__What this task involves__: This exercise calls for printing every record exactly once more.

__Data provided__:
--------------------------------
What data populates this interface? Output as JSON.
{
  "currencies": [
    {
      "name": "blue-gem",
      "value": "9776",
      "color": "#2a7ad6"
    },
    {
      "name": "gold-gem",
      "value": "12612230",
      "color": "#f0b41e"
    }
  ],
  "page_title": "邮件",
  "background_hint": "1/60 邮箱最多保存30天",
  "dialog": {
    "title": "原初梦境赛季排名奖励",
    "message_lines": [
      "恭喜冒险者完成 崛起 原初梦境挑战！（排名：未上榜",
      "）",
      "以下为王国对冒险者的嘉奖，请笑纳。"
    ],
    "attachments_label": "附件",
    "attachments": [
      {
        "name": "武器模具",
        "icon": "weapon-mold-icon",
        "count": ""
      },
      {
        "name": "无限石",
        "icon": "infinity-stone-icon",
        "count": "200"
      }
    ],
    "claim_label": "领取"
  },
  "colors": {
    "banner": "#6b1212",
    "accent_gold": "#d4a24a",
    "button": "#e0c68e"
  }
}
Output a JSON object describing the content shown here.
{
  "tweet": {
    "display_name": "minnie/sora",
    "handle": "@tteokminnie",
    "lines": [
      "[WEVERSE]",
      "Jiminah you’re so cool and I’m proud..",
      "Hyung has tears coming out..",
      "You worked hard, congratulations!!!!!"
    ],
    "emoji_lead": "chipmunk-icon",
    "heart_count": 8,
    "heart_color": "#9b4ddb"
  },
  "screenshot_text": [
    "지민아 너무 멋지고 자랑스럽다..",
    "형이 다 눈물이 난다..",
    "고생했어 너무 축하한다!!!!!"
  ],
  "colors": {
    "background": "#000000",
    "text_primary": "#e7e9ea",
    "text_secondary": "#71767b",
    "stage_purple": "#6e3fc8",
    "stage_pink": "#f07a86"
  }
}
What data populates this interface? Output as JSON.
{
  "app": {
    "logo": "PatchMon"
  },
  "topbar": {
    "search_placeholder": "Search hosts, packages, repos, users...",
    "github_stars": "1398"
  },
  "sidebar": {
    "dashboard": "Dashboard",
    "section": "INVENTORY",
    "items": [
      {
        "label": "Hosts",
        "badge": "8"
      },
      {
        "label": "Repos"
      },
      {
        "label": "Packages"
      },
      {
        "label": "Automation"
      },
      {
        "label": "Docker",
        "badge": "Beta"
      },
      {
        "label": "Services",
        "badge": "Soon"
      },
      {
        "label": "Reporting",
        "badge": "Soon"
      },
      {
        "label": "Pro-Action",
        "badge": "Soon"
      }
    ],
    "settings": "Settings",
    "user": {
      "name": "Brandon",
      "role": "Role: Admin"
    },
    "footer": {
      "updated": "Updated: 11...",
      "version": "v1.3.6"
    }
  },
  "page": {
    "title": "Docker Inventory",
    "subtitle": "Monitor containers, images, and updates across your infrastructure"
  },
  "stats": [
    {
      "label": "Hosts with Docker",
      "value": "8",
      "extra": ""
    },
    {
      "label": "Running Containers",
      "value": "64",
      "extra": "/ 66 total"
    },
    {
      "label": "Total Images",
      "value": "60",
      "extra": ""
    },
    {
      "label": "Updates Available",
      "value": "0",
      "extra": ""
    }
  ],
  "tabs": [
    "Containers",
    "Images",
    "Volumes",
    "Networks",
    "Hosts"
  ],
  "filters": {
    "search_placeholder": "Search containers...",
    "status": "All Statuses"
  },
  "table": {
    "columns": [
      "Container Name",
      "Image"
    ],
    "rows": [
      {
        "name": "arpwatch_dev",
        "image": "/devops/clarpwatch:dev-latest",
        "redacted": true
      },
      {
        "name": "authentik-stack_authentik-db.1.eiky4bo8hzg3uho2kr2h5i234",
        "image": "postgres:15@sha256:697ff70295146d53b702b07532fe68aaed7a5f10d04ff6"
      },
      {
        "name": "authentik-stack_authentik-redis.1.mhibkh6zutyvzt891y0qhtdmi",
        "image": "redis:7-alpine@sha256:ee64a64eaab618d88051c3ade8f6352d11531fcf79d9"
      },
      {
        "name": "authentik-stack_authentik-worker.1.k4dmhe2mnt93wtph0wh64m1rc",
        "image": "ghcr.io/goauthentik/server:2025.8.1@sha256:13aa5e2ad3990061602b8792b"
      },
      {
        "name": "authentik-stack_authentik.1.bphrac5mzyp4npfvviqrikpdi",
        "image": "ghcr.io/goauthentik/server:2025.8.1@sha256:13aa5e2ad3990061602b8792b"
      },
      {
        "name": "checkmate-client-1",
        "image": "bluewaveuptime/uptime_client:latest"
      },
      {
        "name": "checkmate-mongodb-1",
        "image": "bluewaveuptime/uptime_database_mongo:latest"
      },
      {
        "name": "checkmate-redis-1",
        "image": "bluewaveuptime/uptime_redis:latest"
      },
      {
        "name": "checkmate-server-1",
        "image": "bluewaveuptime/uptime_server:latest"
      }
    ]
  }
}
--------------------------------
__Result of the exercise__:
What data populates this interface? Output as JSON.
{
  "currencies": [
    {
      "name": "blue-gem",
      "value": "9776",
      "color": "#2a7ad6"
    },
    {
      "name": "gold-gem",
      "value": "12612230",
      "color": "#f0b41e"
    }
  ],
  "page_title": "邮件",
  "background_hint": "1/60 邮箱最多保存30天",
  "dialog": {
    "title": "原初梦境赛季排名奖励",
    "message_lines": [
      "恭喜冒险者完成 崛起 原初梦境挑战！（排名：未上榜",
      "）",
      "以下为王国对冒险者的嘉奖，请笑纳。"
    ],
    "attachments_label": "附件",
    "attachments": [
      {
        "name": "武器模具",
        "icon": "weapon-mold-icon",
        "count": ""
      },
      {
        "name": "无限石",
        "icon": "infinity-stone-icon",
        "count": "200"
      }
    ],
    "claim_label": "领取"
  },
  "colors": {
    "banner": "#6b1212",
    "accent_gold": "#d4a24a",
    "button": "#e0c68e"
  }
}
Output a JSON object describing the content shown here.
{
  "tweet": {
    "display_name": "minnie/sora",
    "handle": "@tteokminnie",
    "lines": [
      "[WEVERSE]",
      "Jiminah you’re so cool and I’m proud..",
      "Hyung has tears coming out..",
      "You worked hard, congratulations!!!!!"
    ],
    "emoji_lead": "chipmunk-icon",
    "heart_count": 8,
    "heart_color": "#9b4ddb"
  },
  "screenshot_text": [
    "지민아 너무 멋지고 자랑스럽다..",
    "형이 다 눈물이 난다..",
    "고생했어 너무 축하한다!!!!!"
  ],
  "colors": {
    "background": "#000000",
    "text_primary": "#e7e9ea",
    "text_secondary": "#71767b",
    "stage_purple": "#6e3fc8",
    "stage_pink": "#f07a86"
  }
}
What data populates this interface? Output as JSON.
{
  "app": {
    "logo": "PatchMon"
  },
  "topbar": {
    "search_placeholder": "Search hosts, packages, repos, users...",
    "github_stars": "1398"
  },
  "sidebar": {
    "dashboard": "Dashboard",
    "section": "INVENTORY",
    "items": [
      {
        "label": "Hosts",
        "badge": "8"
      },
      {
        "label": "Repos"
      },
      {
        "label": "Packages"
      },
      {
        "label": "Automation"
      },
      {
        "label": "Docker",
        "badge": "Beta"
      },
      {
        "label": "Services",
        "badge": "Soon"
      },
      {
        "label": "Reporting",
        "badge": "Soon"
      },
      {
        "label": "Pro-Action",
        "badge": "Soon"
      }
    ],
    "settings": "Settings",
    "user": {
      "name": "Brandon",
      "role": "Role: Admin"
    },
    "footer": {
      "updated": "Updated: 11...",
      "version": "v1.3.6"
    }
  },
  "page": {
    "title": "Docker Inventory",
    "subtitle": "Monitor containers, images, and updates across your infrastructure"
  },
  "stats": [
    {
      "label": "Hosts with Docker",
      "value": "8",
      "extra": ""
    },
    {
      "label": "Running Containers",
      "value": "64",
      "extra": "/ 66 total"
    },
    {
      "label": "Total Images",
      "value": "60",
      "extra": ""
    },
    {
      "label": "Updates Available",
      "value": "0",
      "extra": ""
    }
  ],
  "tabs": [
    "Containers",
    "Images",
    "Volumes",
    "Networks",
    "Hosts"
  ],
  "filters": {
    "search_placeholder": "Search containers...",
    "status": "All Statuses"
  },
  "table": {
    "columns": [
      "Container Name",
      "Image"
    ],
    "rows": [
      {
        "name": "arpwatch_dev",
        "image": "/devops/clarpwatch:dev-latest",
        "redacted": true
      },
      {
        "name": "authentik-stack_authentik-db.1.eiky4bo8hzg3uho2kr2h5i234",
        "image": "postgres:15@sha256:697ff70295146d53b702b07532fe68aaed7a5f10d04ff6"
      },
      {
        "name": "authentik-stack_authentik-redis.1.mhibkh6zutyvzt891y0qhtdmi",
        "image": "redis:7-alpine@sha256:ee64a64eaab618d88051c3ade8f6352d11531fcf79d9"
      },
      {
        "name": "authentik-stack_authentik-worker.1.k4dmhe2mnt93wtph0wh64m1rc",
        "image": "ghcr.io/goauthentik/server:2025.8.1@sha256:13aa5e2ad3990061602b8792b"
      },
      {
        "name": "authentik-stack_authentik.1.bphrac5mzyp4npfvviqrikpdi",
        "image": "ghcr.io/goauthentik/server:2025.8.1@sha256:13aa5e2ad3990061602b8792b"
      },
      {
        "name": "checkmate-client-1",
        "image": "bluewaveuptime/uptime_client:latest"
      },
      {
        "name": "checkmate-mongodb-1",
        "image": "bluewaveuptime/uptime_database_mongo:latest"
      },
      {
        "name": "checkmate-redis-1",
        "image": "bluewaveuptime/uptime_redis:latest"
      },
      {
        "name": "checkmate-server-1",
        "image": "bluewaveuptime/uptime_server:latest"
      }
    ]
  }
}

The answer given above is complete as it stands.